NOTE: Sierra has these for $80 at post time, but in case they run out, you can get one for $110 direct through Timex. The MK1 chrono here is shown on a green aftermarket NATO strap. Lugs are 20mm. You can find a similar strap here.
Around 10-15 years ago, someone in Timex’s design department must have been digging through the company’s archives, a lightbulb went off inside their head, and thus marched straight into a staff meeting shouting: “EUREKA. I’VE GOT IT! Our strategy moving forward? You can’t plagiarize yourself!”
And they’ve been on a run ever since by way of updating some of their timeless designs. The MK1 does just that, once again.
The standard Timex MK1 is a reproduction of a military-issued watch they made a few decades ago, except now they’re quartz and feature indiglo technology. This particular watch is basically Timex’s effort to turn that design into a chronograph. I was drawn to this design because it looks very much like a much more expensive watch from the likes of Tutima, Sinn, or some early Breitlings, and if you shop around, you can snag one of these suckers for less than 100 bucks.
Face & Crystal
As I said above, the watch is based on an older military design, and so what you’re getting is a crisp, supremely readable design with great contrast. I like that I can look down and immediately tell the time, which can be tricky with some of the busier chronographs out there. Even though the watch is equipped with Timex’s excellent indiglo technology, the triangular indicies and the main hands are also coated in a luminous material. While nowhere near a Seiko diver in terms of brightness and longevity, they are sufficient to tell the time in a dark movie theater or lecture hall. The crystal is acrylic, which many people don’t seem to care for, but I quite like. It’s very warm-feeling, and correct for the period Timex was attempting to emulate. I think acrylic gets a bit of a bad name because it scratches incredibly easy, but it’s also shatter resistant and you can remove the scratches by polishing it with toothpaste. I’ve now worn mine for about three months (including on a couple field training events), and with the occasional buffing, mine still looks new.
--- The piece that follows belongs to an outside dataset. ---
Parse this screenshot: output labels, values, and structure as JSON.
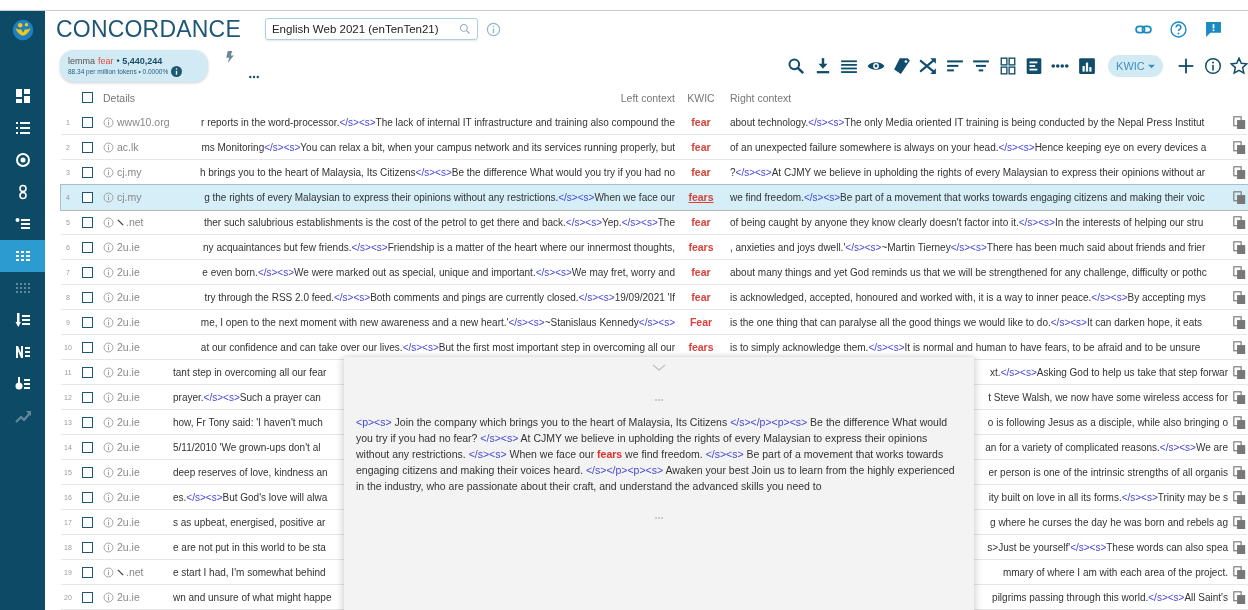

The case is a black coated stainless steel, with a standard caseback. For some reason they decided to keep the chronograph pushers and crown shiny, but I don’t mind. For your money you get 30 meters of water resistance. While I wouldn’t go scuba diving with it, I’ve worn it in the pouring rain and the shower with no issue. At 42mm wide, it is extremely wearable while still having a very masculine, military presence. Below I’ve included it next to a Bulova Devil Diver and one of the new Seiko 5KX/5 Sports watches. You can see that it fits right in. It stands up to being sandwiched between two robust automatic watches, although the fact that it’s quartz makes it substantially lighter. Some people might love that fact. Some might miss the feel of a bit of weight to their watch.
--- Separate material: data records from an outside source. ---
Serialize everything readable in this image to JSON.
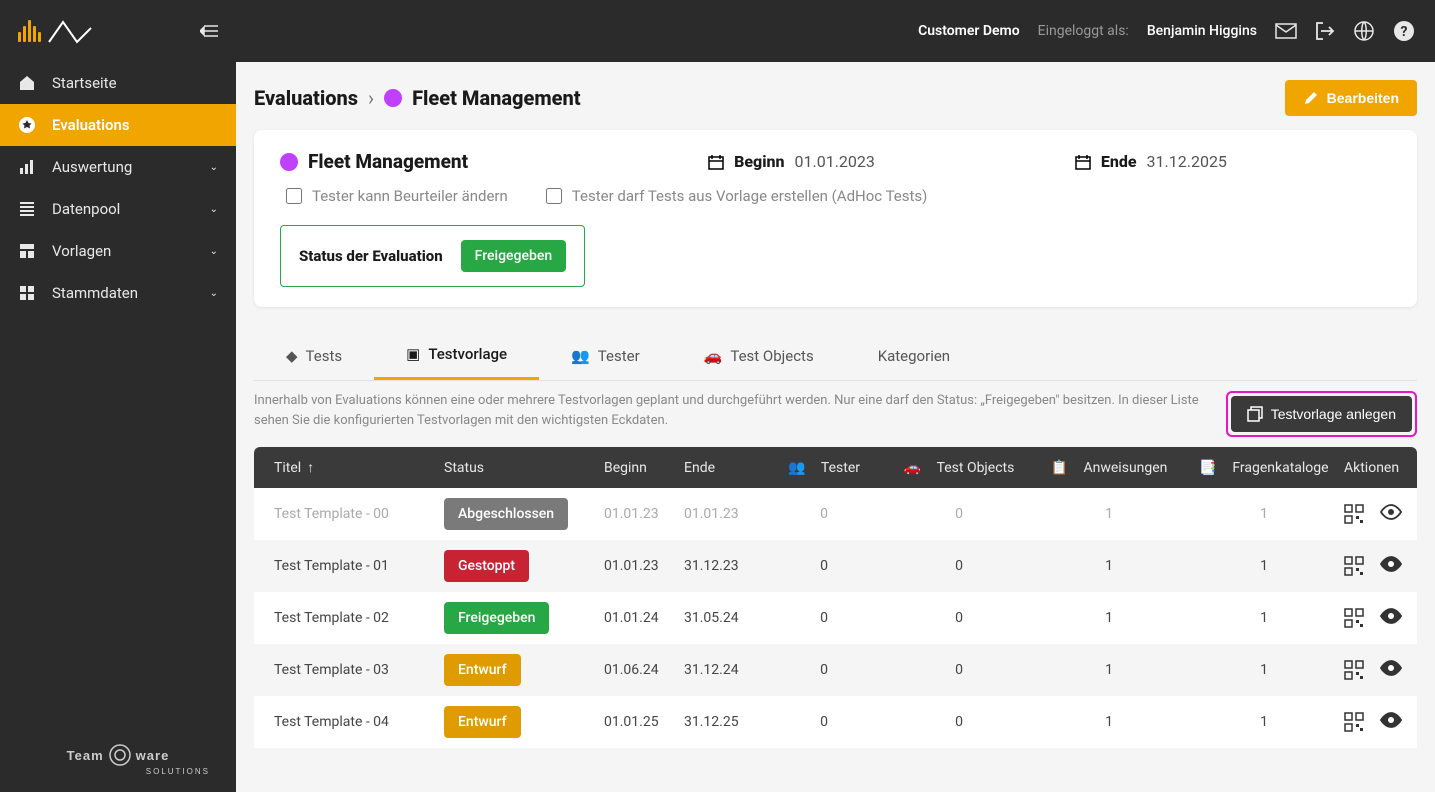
{
  "header": {
    "customer": "Customer Demo",
    "logged_label": "Eingeloggt als:",
    "user": "Benjamin Higgins"
  },
  "sidebar": {
    "items": [
      {
        "icon": "home",
        "label": "Startseite",
        "expandable": false
      },
      {
        "icon": "star",
        "label": "Evaluations",
        "expandable": false,
        "active": true
      },
      {
        "icon": "chart",
        "label": "Auswertung",
        "expandable": true
      },
      {
        "icon": "list",
        "label": "Datenpool",
        "expandable": true
      },
      {
        "icon": "template",
        "label": "Vorlagen",
        "expandable": true
      },
      {
        "icon": "master",
        "label": "Stammdaten",
        "expandable": true
      }
    ]
  },
  "breadcrumb": {
    "root": "Evaluations",
    "current": "Fleet Management",
    "edit_button": "Bearbeiten"
  },
  "card": {
    "title": "Fleet Management",
    "begin_label": "Beginn",
    "begin_value": "01.01.2023",
    "end_label": "Ende",
    "end_value": "31.12.2025",
    "checkbox1": "Tester kann Beurteiler ändern",
    "checkbox2": "Tester darf Tests aus Vorlage erstellen (AdHoc Tests)",
    "status_label": "Status der Evaluation",
    "status_value": "Freigegeben"
  },
  "tabs": [
    {
      "label": "Tests",
      "icon": "diamond"
    },
    {
      "label": "Testvorlage",
      "icon": "stack",
      "active": true
    },
    {
      "label": "Tester",
      "icon": "people"
    },
    {
      "label": "Test Objects",
      "icon": "car"
    },
    {
      "label": "Kategorien",
      "icon": ""
    }
  ],
  "helper_text": "Innerhalb von Evaluations können eine oder mehrere Testvorlagen geplant und durchgeführt werden. Nur eine darf den Status: „Freigegeben\" besitzen. In dieser Liste sehen Sie die konfigurierten Testvorlagen mit den wichtigsten Eckdaten.",
  "create_button": "Testvorlage anlegen",
  "table": {
    "columns": {
      "title": "Titel",
      "status": "Status",
      "begin": "Beginn",
      "end": "Ende",
      "tester": "Tester",
      "objects": "Test Objects",
      "instructions": "Anweisungen",
      "catalogs": "Fragenkataloge",
      "actions": "Aktionen"
    },
    "rows": [
      {
        "title": "Test Template - 00",
        "status": "Abgeschlossen",
        "status_class": "b-gray",
        "begin": "01.01.23",
        "end": "01.01.23",
        "tester": "0",
        "objects": "0",
        "instructions": "1",
        "catalogs": "1",
        "inactive": true
      },
      {
        "title": "Test Template - 01",
        "status": "Gestoppt",
        "status_class": "b-red",
        "begin": "01.01.23",
        "end": "31.12.23",
        "tester": "0",
        "objects": "0",
        "instructions": "1",
        "catalogs": "1"
      },
      {
        "title": "Test Template - 02",
        "status": "Freigegeben",
        "status_class": "b-green",
        "begin": "01.01.24",
        "end": "31.05.24",
        "tester": "0",
        "objects": "0",
        "instructions": "1",
        "catalogs": "1"
      },
      {
        "title": "Test Template - 03",
        "status": "Entwurf",
        "status_class": "b-yellow",
        "begin": "01.06.24",
        "end": "31.12.24",
        "tester": "0",
        "objects": "0",
        "instructions": "1",
        "catalogs": "1"
      },
      {
        "title": "Test Template - 04",
        "status": "Entwurf",
        "status_class": "b-yellow",
        "begin": "01.01.25",
        "end": "31.12.25",
        "tester": "0",
        "objects": "0",
        "instructions": "1",
        "catalogs": "1"
      }
    ]
  }
}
The Stock Strap (shown only here… shudders)
I could not get the stock strap off this watch fast enough. It’s absolutely heinous. The watch came packaged on what appeared to be an acid washed denim band that just looked and felt awful. I immediately switched it out for an olive green NATO strap, which suits the military character of the watch extremely well. Feel free to use any 20mm strap, as the dull colors of the watch make matching easy.
Would I buy this watch again? Absolutely! The quality is good, the style is great, and the chronograph function is smooth and easy to use. Out of my growing watch collection, this simple Timex still finds regular wear, particularly because my job requires a discreet and dependable watch, which this most certainly is.
About the Author: Zach S. is a United States Marine Corps Officer and Product Photographer from Maryland’s Eastern Shore. When he’s not training or doing photography he enjoys reading and writing on a myriad of topics.